• _WHAT YOU HAVE TO DO_
What you give back must match the data exactly, minus the pictures.

• _DATA RECORDS_
=== Begin Enclosure ===

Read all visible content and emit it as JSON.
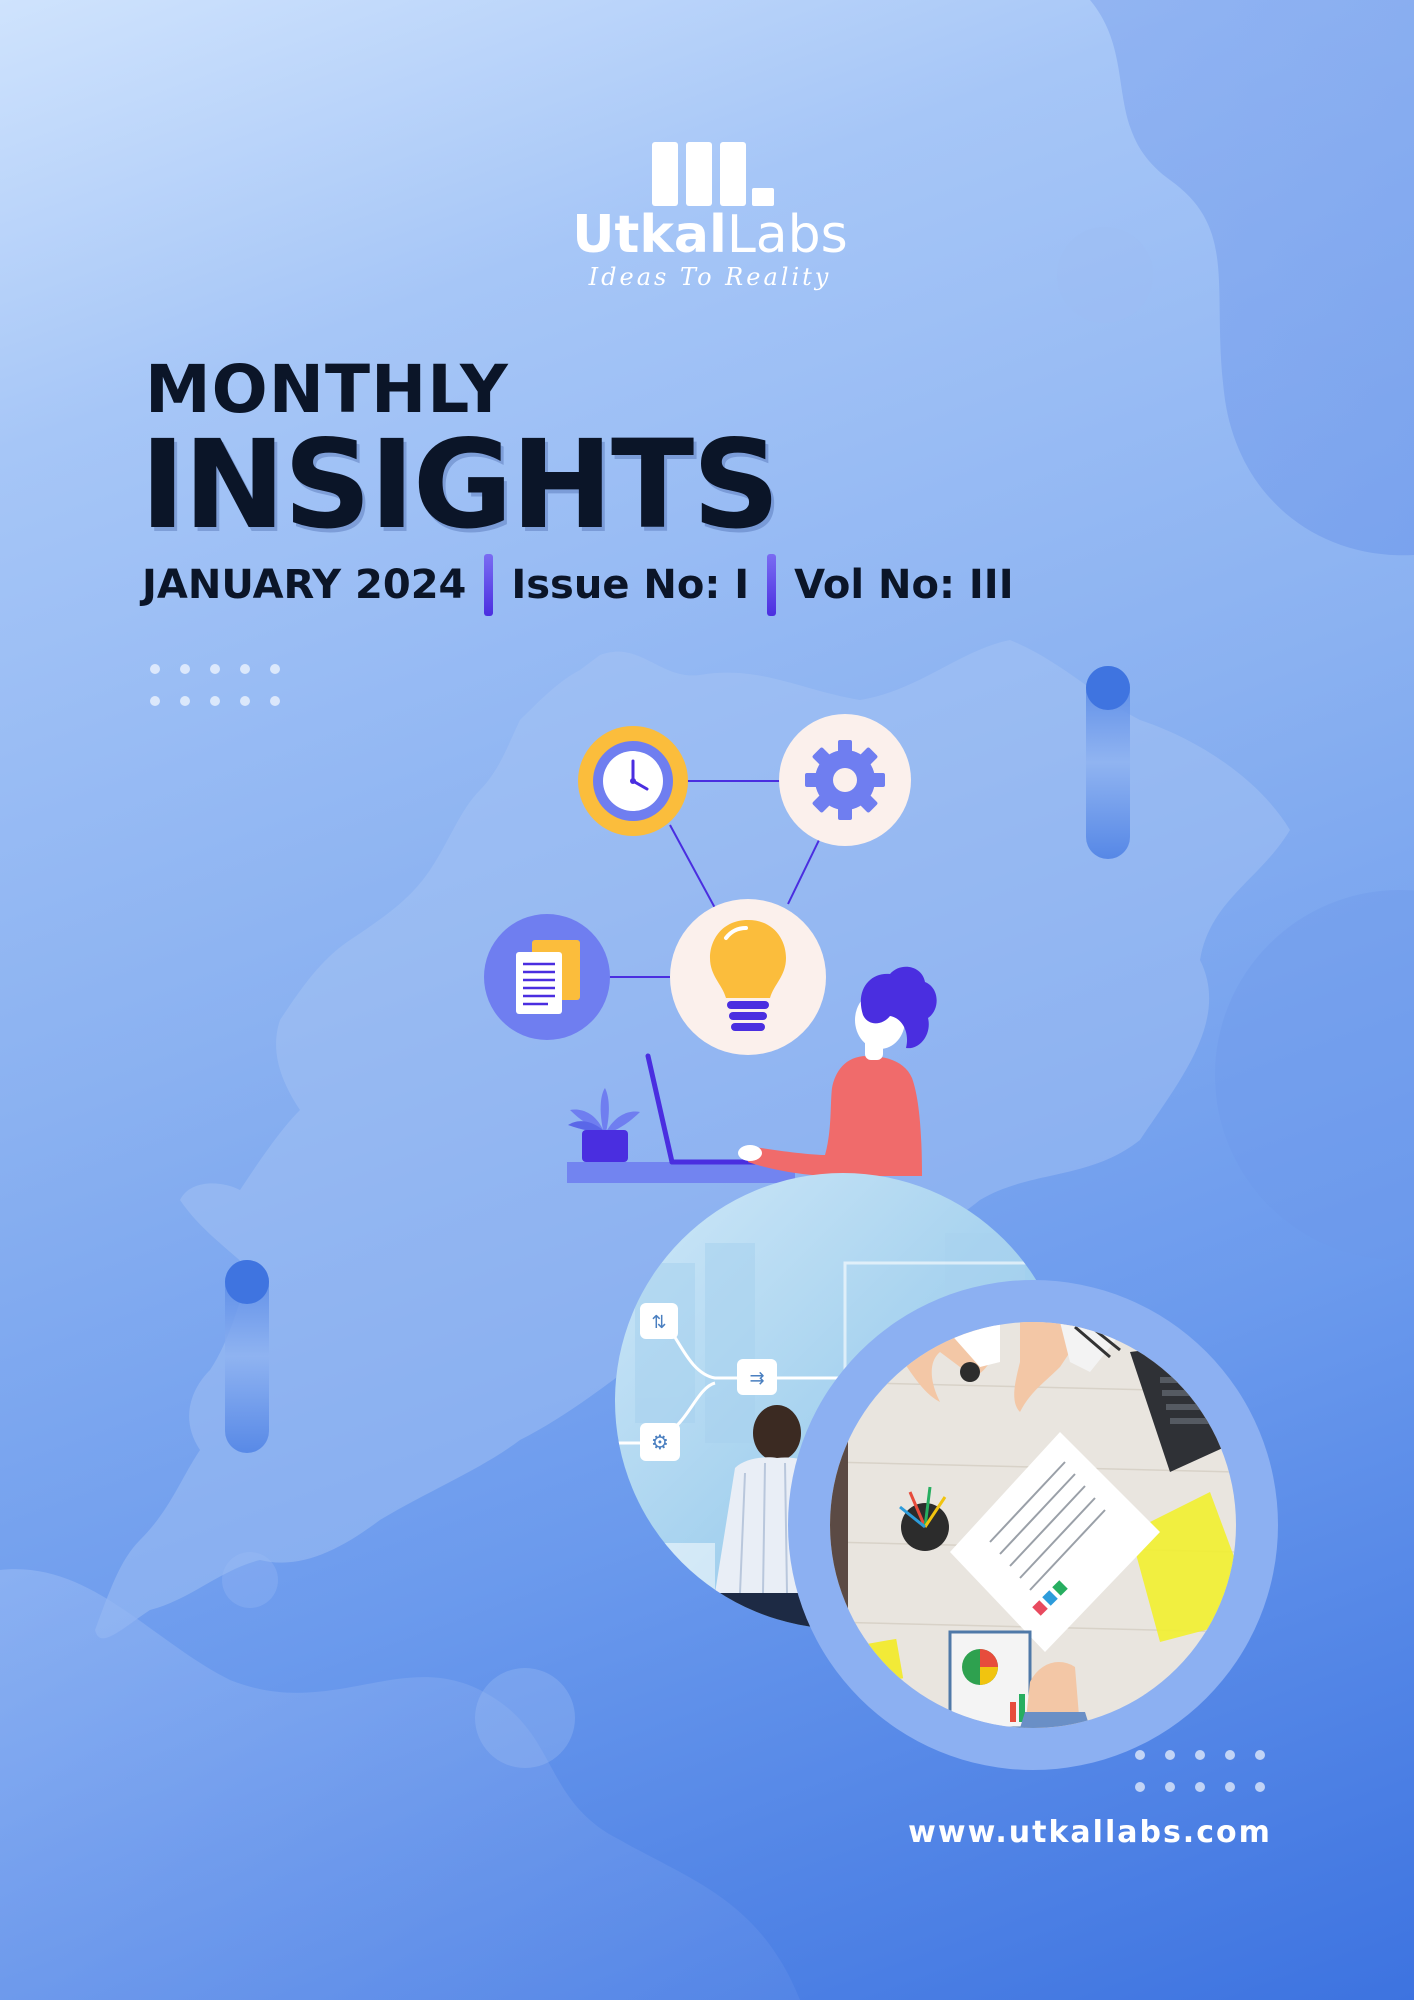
{
  "brand": {
    "name_bold": "Utkal",
    "name_light": "Labs",
    "tagline": "Ideas To Reality"
  },
  "cover": {
    "kicker": "MONTHLY",
    "title": "INSIGHTS",
    "date": "JANUARY 2024",
    "issue": "Issue No: I",
    "volume": "Vol No: III"
  },
  "footer": {
    "website": "www.utkallabs.com"
  },
  "colors": {
    "title_text": "#0b1528",
    "separator": "#5b3ee6",
    "accent_yellow": "#fbbd3c",
    "accent_indigo": "#4a2ee0",
    "figure_shirt": "#f06b6b"
  },
  "illustration": {
    "icons": [
      "clock-icon",
      "gear-icon",
      "lightbulb-icon",
      "documents-icon",
      "plant-icon",
      "laptop-icon",
      "person-figure"
    ]
  },
  "photos": [
    "technology-workflow-photo",
    "team-meeting-photo"
  ]
}
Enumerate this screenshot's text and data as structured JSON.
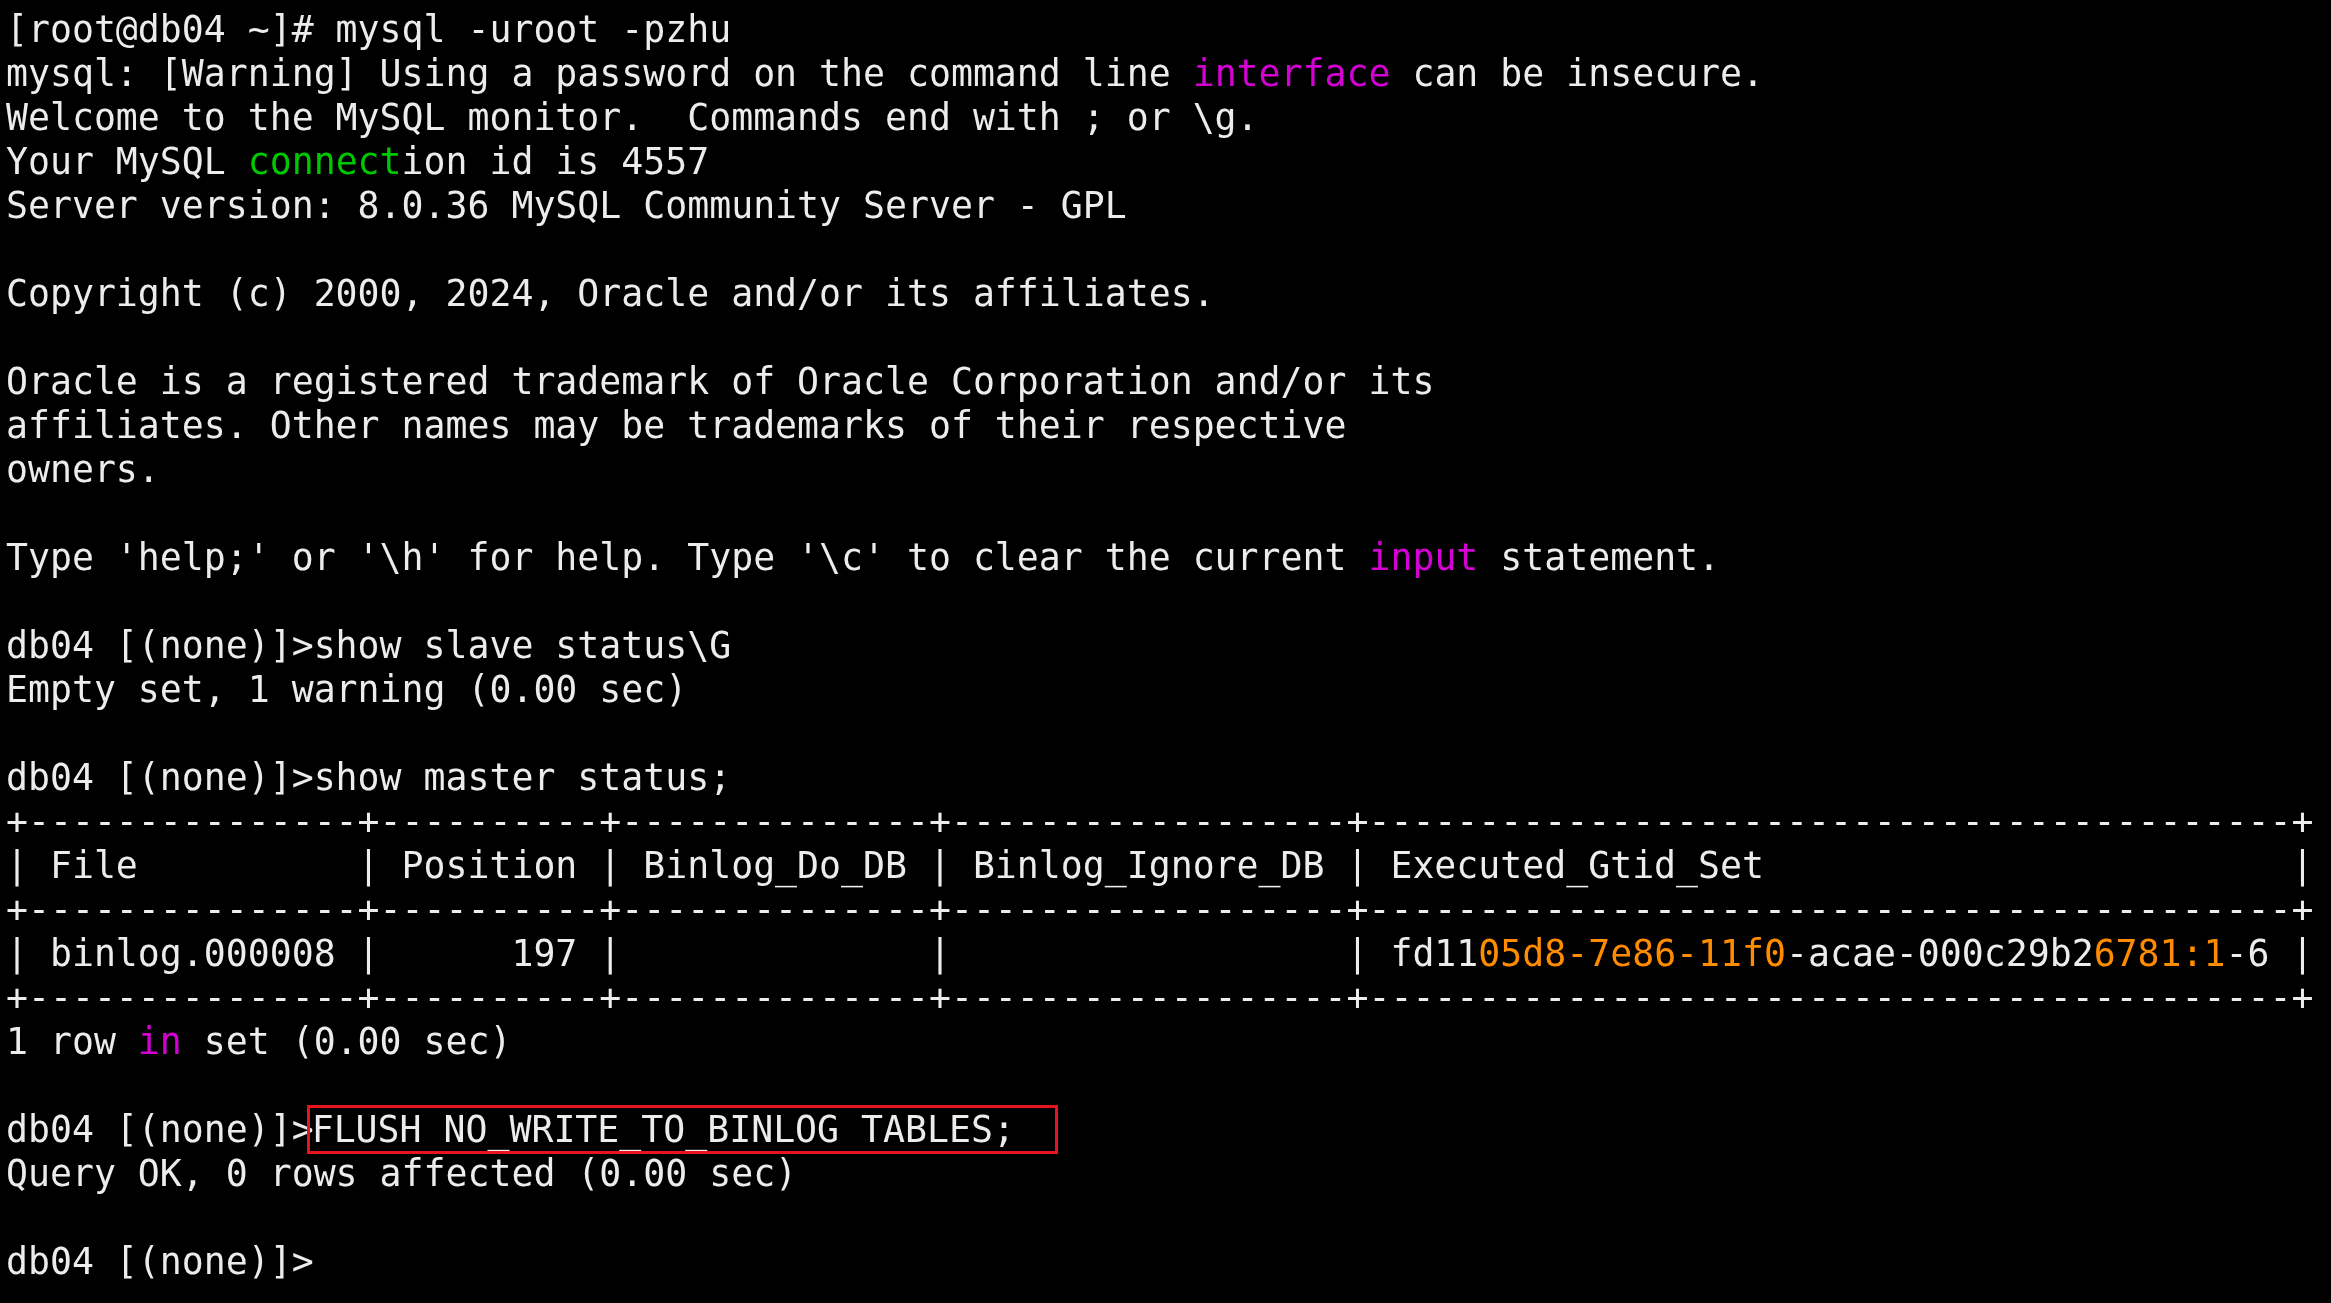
{
  "terminal": {
    "lines": [
      {
        "kind": "text",
        "segments": [
          {
            "text": "[root@db04 ~]# mysql -uroot -pzhu"
          }
        ]
      },
      {
        "kind": "text",
        "segments": [
          {
            "text": "mysql: [Warning] Using a password on the command line "
          },
          {
            "text": "interface",
            "color": "#d400d4"
          },
          {
            "text": " can be insecure."
          }
        ]
      },
      {
        "kind": "text",
        "segments": [
          {
            "text": "Welcome to the MySQL monitor.  Commands end with ; or \\g."
          }
        ]
      },
      {
        "kind": "text",
        "segments": [
          {
            "text": "Your MySQL "
          },
          {
            "text": "connect",
            "color": "#00c800"
          },
          {
            "text": "ion id is 4557"
          }
        ]
      },
      {
        "kind": "text",
        "segments": [
          {
            "text": "Server version: 8.0.36 MySQL Community Server - GPL"
          }
        ]
      },
      {
        "kind": "blank"
      },
      {
        "kind": "text",
        "segments": [
          {
            "text": "Copyright (c) 2000, 2024, Oracle and/or its affiliates."
          }
        ]
      },
      {
        "kind": "blank"
      },
      {
        "kind": "text",
        "segments": [
          {
            "text": "Oracle is a registered trademark of Oracle Corporation and/or its"
          }
        ]
      },
      {
        "kind": "text",
        "segments": [
          {
            "text": "affiliates. Other names may be trademarks of their respective"
          }
        ]
      },
      {
        "kind": "text",
        "segments": [
          {
            "text": "owners."
          }
        ]
      },
      {
        "kind": "blank"
      },
      {
        "kind": "text",
        "segments": [
          {
            "text": "Type 'help;' or '\\h' for help. Type '\\c' to clear the current "
          },
          {
            "text": "input",
            "color": "#d400d4"
          },
          {
            "text": " statement."
          }
        ]
      },
      {
        "kind": "blank"
      },
      {
        "kind": "text",
        "segments": [
          {
            "text": "db04 [(none)]>show slave status\\G"
          }
        ]
      },
      {
        "kind": "text",
        "segments": [
          {
            "text": "Empty set, 1 warning (0.00 sec)"
          }
        ]
      },
      {
        "kind": "blank"
      },
      {
        "kind": "text",
        "segments": [
          {
            "text": "db04 [(none)]>show master status;"
          }
        ]
      },
      {
        "kind": "text",
        "segments": [
          {
            "text": "+---------------+----------+--------------+------------------+------------------------------------------+"
          }
        ]
      },
      {
        "kind": "text",
        "segments": [
          {
            "text": "| File          | Position | Binlog_Do_DB | Binlog_Ignore_DB | Executed_Gtid_Set                        |"
          }
        ]
      },
      {
        "kind": "text",
        "segments": [
          {
            "text": "+---------------+----------+--------------+------------------+------------------------------------------+"
          }
        ]
      },
      {
        "kind": "text",
        "segments": [
          {
            "text": "| binlog.000008 |      197 |              |                  | fd11"
          },
          {
            "text": "05d8-7e86-11f0",
            "color": "#ff8c00"
          },
          {
            "text": "-acae-000c29b2"
          },
          {
            "text": "6781:1",
            "color": "#ff8c00"
          },
          {
            "text": "-6 |"
          }
        ]
      },
      {
        "kind": "text",
        "segments": [
          {
            "text": "+---------------+----------+--------------+------------------+------------------------------------------+"
          }
        ]
      },
      {
        "kind": "text",
        "segments": [
          {
            "text": "1 row "
          },
          {
            "text": "in",
            "color": "#d400d4"
          },
          {
            "text": " set (0.00 sec)"
          }
        ]
      },
      {
        "kind": "blank"
      },
      {
        "kind": "text",
        "segments": [
          {
            "text": "db04 [(none)]>"
          },
          {
            "text": "FLUSH NO_WRITE_TO_BINLOG TABLES;",
            "highlighted": true
          }
        ]
      },
      {
        "kind": "text",
        "segments": [
          {
            "text": "Query OK, 0 rows affected (0.00 sec)"
          }
        ]
      },
      {
        "kind": "blank"
      },
      {
        "kind": "text",
        "segments": [
          {
            "text": "db04 [(none)]>"
          }
        ]
      }
    ]
  }
}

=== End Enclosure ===

• _ANSWER TO THIS PROBLEM_
Read all visible content and emit it as JSON.
{
  "brand": {
    "name_bold": "Utkal",
    "name_light": "Labs",
    "tagline": "Ideas To Reality"
  },
  "cover": {
    "kicker": "MONTHLY",
    "title": "INSIGHTS",
    "date": "JANUARY 2024",
    "issue": "Issue No: I",
    "volume": "Vol No: III"
  },
  "footer": {
    "website": "www.utkallabs.com"
  },
  "colors": {
    "title_text": "#0b1528",
    "separator": "#5b3ee6",
    "accent_yellow": "#fbbd3c",
    "accent_indigo": "#4a2ee0",
    "figure_shirt": "#f06b6b"
  },
  "illustration": {
    "icons": [
      "clock-icon",
      "gear-icon",
      "lightbulb-icon",
      "documents-icon",
      "plant-icon",
      "laptop-icon",
      "person-figure"
    ]
  },
  "photos": [
    "technology-workflow-photo",
    "team-meeting-photo"
  ]
}
Enumerate this screenshot's text and data as structured JSON.
{
  "terminal": {
    "lines": [
      {
        "kind": "text",
        "segments": [
          {
            "text": "[root@db04 ~]# mysql -uroot -pzhu"
          }
        ]
      },
      {
        "kind": "text",
        "segments": [
          {
            "text": "mysql: [Warning] Using a password on the command line "
          },
          {
            "text": "interface",
            "color": "#d400d4"
          },
          {
            "text": " can be insecure."
          }
        ]
      },
      {
        "kind": "text",
        "segments": [
          {
            "text": "Welcome to the MySQL monitor.  Commands end with ; or \\g."
          }
        ]
      },
      {
        "kind": "text",
        "segments": [
          {
            "text": "Your MySQL "
          },
          {
            "text": "connect",
            "color": "#00c800"
          },
          {
            "text": "ion id is 4557"
          }
        ]
      },
      {
        "kind": "text",
        "segments": [
          {
            "text": "Server version: 8.0.36 MySQL Community Server - GPL"
          }
        ]
      },
      {
        "kind": "blank"
      },
      {
        "kind": "text",
        "segments": [
          {
            "text": "Copyright (c) 2000, 2024, Oracle and/or its affiliates."
          }
        ]
      },
      {
        "kind": "blank"
      },
      {
        "kind": "text",
        "segments": [
          {
            "text": "Oracle is a registered trademark of Oracle Corporation and/or its"
          }
        ]
      },
      {
        "kind": "text",
        "segments": [
          {
            "text": "affiliates. Other names may be trademarks of their respective"
          }
        ]
      },
      {
        "kind": "text",
        "segments": [
          {
            "text": "owners."
          }
        ]
      },
      {
        "kind": "blank"
      },
      {
        "kind": "text",
        "segments": [
          {
            "text": "Type 'help;' or '\\h' for help. Type '\\c' to clear the current "
          },
          {
            "text": "input",
            "color": "#d400d4"
          },
          {
            "text": " statement."
          }
        ]
      },
      {
        "kind": "blank"
      },
      {
        "kind": "text",
        "segments": [
          {
            "text": "db04 [(none)]>show slave status\\G"
          }
        ]
      },
      {
        "kind": "text",
        "segments": [
          {
            "text": "Empty set, 1 warning (0.00 sec)"
          }
        ]
      },
      {
        "kind": "blank"
      },
      {
        "kind": "text",
        "segments": [
          {
            "text": "db04 [(none)]>show master status;"
          }
        ]
      },
      {
        "kind": "text",
        "segments": [
          {
            "text": "+---------------+----------+--------------+------------------+------------------------------------------+"
          }
        ]
      },
      {
        "kind": "text",
        "segments": [
          {
            "text": "| File          | Position | Binlog_Do_DB | Binlog_Ignore_DB | Executed_Gtid_Set                        |"
          }
        ]
      },
      {
        "kind": "text",
        "segments": [
          {
            "text": "+---------------+----------+--------------+------------------+------------------------------------------+"
          }
        ]
      },
      {
        "kind": "text",
        "segments": [
          {
            "text": "| binlog.000008 |      197 |              |                  | fd11"
          },
          {
            "text": "05d8-7e86-11f0",
            "color": "#ff8c00"
          },
          {
            "text": "-acae-000c29b2"
          },
          {
            "text": "6781:1",
            "color": "#ff8c00"
          },
          {
            "text": "-6 |"
          }
        ]
      },
      {
        "kind": "text",
        "segments": [
          {
            "text": "+---------------+----------+--------------+------------------+------------------------------------------+"
          }
        ]
      },
      {
        "kind": "text",
        "segments": [
          {
            "text": "1 row "
          },
          {
            "text": "in",
            "color": "#d400d4"
          },
          {
            "text": " set (0.00 sec)"
          }
        ]
      },
      {
        "kind": "blank"
      },
      {
        "kind": "text",
        "segments": [
          {
            "text": "db04 [(none)]>"
          },
          {
            "text": "FLUSH NO_WRITE_TO_BINLOG TABLES;",
            "highlighted": true
          }
        ]
      },
      {
        "kind": "text",
        "segments": [
          {
            "text": "Query OK, 0 rows affected (0.00 sec)"
          }
        ]
      },
      {
        "kind": "blank"
      },
      {
        "kind": "text",
        "segments": [
          {
            "text": "db04 [(none)]>"
          }
        ]
      }
    ]
  }
}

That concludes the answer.